*** Material to process Section Begins ***

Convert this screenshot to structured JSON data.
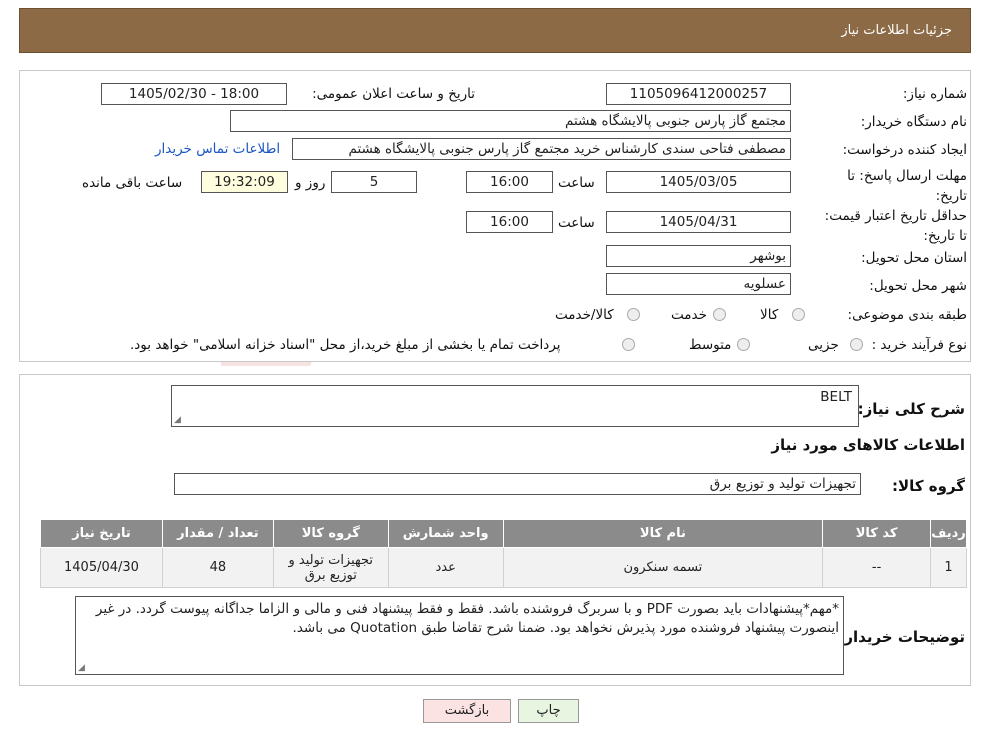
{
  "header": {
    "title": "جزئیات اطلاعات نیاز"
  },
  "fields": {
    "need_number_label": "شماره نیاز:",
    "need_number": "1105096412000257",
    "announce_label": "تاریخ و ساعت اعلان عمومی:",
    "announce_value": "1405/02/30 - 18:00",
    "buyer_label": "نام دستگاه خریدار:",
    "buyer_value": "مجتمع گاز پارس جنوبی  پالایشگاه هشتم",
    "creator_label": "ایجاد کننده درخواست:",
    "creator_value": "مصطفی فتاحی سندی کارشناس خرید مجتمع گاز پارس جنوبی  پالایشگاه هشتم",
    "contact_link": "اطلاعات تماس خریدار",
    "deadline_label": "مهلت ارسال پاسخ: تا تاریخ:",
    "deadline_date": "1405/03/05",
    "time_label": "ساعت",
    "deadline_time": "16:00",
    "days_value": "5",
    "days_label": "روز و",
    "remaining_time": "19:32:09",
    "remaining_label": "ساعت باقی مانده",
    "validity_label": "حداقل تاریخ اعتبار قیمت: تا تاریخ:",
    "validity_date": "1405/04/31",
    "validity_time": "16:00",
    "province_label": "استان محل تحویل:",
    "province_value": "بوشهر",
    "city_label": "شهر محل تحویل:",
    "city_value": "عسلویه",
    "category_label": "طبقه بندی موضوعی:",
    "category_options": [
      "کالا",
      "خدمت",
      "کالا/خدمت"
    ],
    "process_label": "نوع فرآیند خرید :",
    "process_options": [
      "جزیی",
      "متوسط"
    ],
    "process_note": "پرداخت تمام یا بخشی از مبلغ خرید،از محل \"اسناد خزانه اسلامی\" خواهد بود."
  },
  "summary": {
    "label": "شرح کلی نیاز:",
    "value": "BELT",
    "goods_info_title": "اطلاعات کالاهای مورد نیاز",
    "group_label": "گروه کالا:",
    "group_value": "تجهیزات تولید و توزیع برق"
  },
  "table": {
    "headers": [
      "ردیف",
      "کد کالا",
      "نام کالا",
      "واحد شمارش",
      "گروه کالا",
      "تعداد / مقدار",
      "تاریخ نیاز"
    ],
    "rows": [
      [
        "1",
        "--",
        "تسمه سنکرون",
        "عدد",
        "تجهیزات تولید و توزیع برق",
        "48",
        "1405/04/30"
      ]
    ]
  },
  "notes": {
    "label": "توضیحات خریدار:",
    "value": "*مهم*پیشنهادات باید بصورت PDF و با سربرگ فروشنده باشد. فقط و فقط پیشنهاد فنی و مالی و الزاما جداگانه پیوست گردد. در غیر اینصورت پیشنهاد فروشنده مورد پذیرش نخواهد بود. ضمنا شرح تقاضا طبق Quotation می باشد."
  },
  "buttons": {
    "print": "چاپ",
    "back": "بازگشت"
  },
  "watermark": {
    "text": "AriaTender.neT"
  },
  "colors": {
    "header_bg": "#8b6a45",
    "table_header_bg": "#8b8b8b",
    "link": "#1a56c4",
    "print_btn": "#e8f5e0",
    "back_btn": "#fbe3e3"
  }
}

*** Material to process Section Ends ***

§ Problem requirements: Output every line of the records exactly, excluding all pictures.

§ Solution to this exercise:
Convert this screenshot to structured JSON data.
{
  "header": {
    "title": "جزئیات اطلاعات نیاز"
  },
  "fields": {
    "need_number_label": "شماره نیاز:",
    "need_number": "1105096412000257",
    "announce_label": "تاریخ و ساعت اعلان عمومی:",
    "announce_value": "1405/02/30 - 18:00",
    "buyer_label": "نام دستگاه خریدار:",
    "buyer_value": "مجتمع گاز پارس جنوبی  پالایشگاه هشتم",
    "creator_label": "ایجاد کننده درخواست:",
    "creator_value": "مصطفی فتاحی سندی کارشناس خرید مجتمع گاز پارس جنوبی  پالایشگاه هشتم",
    "contact_link": "اطلاعات تماس خریدار",
    "deadline_label": "مهلت ارسال پاسخ: تا تاریخ:",
    "deadline_date": "1405/03/05",
    "time_label": "ساعت",
    "deadline_time": "16:00",
    "days_value": "5",
    "days_label": "روز و",
    "remaining_time": "19:32:09",
    "remaining_label": "ساعت باقی مانده",
    "validity_label": "حداقل تاریخ اعتبار قیمت: تا تاریخ:",
    "validity_date": "1405/04/31",
    "validity_time": "16:00",
    "province_label": "استان محل تحویل:",
    "province_value": "بوشهر",
    "city_label": "شهر محل تحویل:",
    "city_value": "عسلویه",
    "category_label": "طبقه بندی موضوعی:",
    "category_options": [
      "کالا",
      "خدمت",
      "کالا/خدمت"
    ],
    "process_label": "نوع فرآیند خرید :",
    "process_options": [
      "جزیی",
      "متوسط"
    ],
    "process_note": "پرداخت تمام یا بخشی از مبلغ خرید،از محل \"اسناد خزانه اسلامی\" خواهد بود."
  },
  "summary": {
    "label": "شرح کلی نیاز:",
    "value": "BELT",
    "goods_info_title": "اطلاعات کالاهای مورد نیاز",
    "group_label": "گروه کالا:",
    "group_value": "تجهیزات تولید و توزیع برق"
  },
  "table": {
    "headers": [
      "ردیف",
      "کد کالا",
      "نام کالا",
      "واحد شمارش",
      "گروه کالا",
      "تعداد / مقدار",
      "تاریخ نیاز"
    ],
    "rows": [
      [
        "1",
        "--",
        "تسمه سنکرون",
        "عدد",
        "تجهیزات تولید و توزیع برق",
        "48",
        "1405/04/30"
      ]
    ]
  },
  "notes": {
    "label": "توضیحات خریدار:",
    "value": "*مهم*پیشنهادات باید بصورت PDF و با سربرگ فروشنده باشد. فقط و فقط پیشنهاد فنی و مالی و الزاما جداگانه پیوست گردد. در غیر اینصورت پیشنهاد فروشنده مورد پذیرش نخواهد بود. ضمنا شرح تقاضا طبق Quotation می باشد."
  },
  "buttons": {
    "print": "چاپ",
    "back": "بازگشت"
  },
  "watermark": {
    "text": "AriaTender.neT"
  },
  "colors": {
    "header_bg": "#8b6a45",
    "table_header_bg": "#8b8b8b",
    "link": "#1a56c4",
    "print_btn": "#e8f5e0",
    "back_btn": "#fbe3e3"
  }
}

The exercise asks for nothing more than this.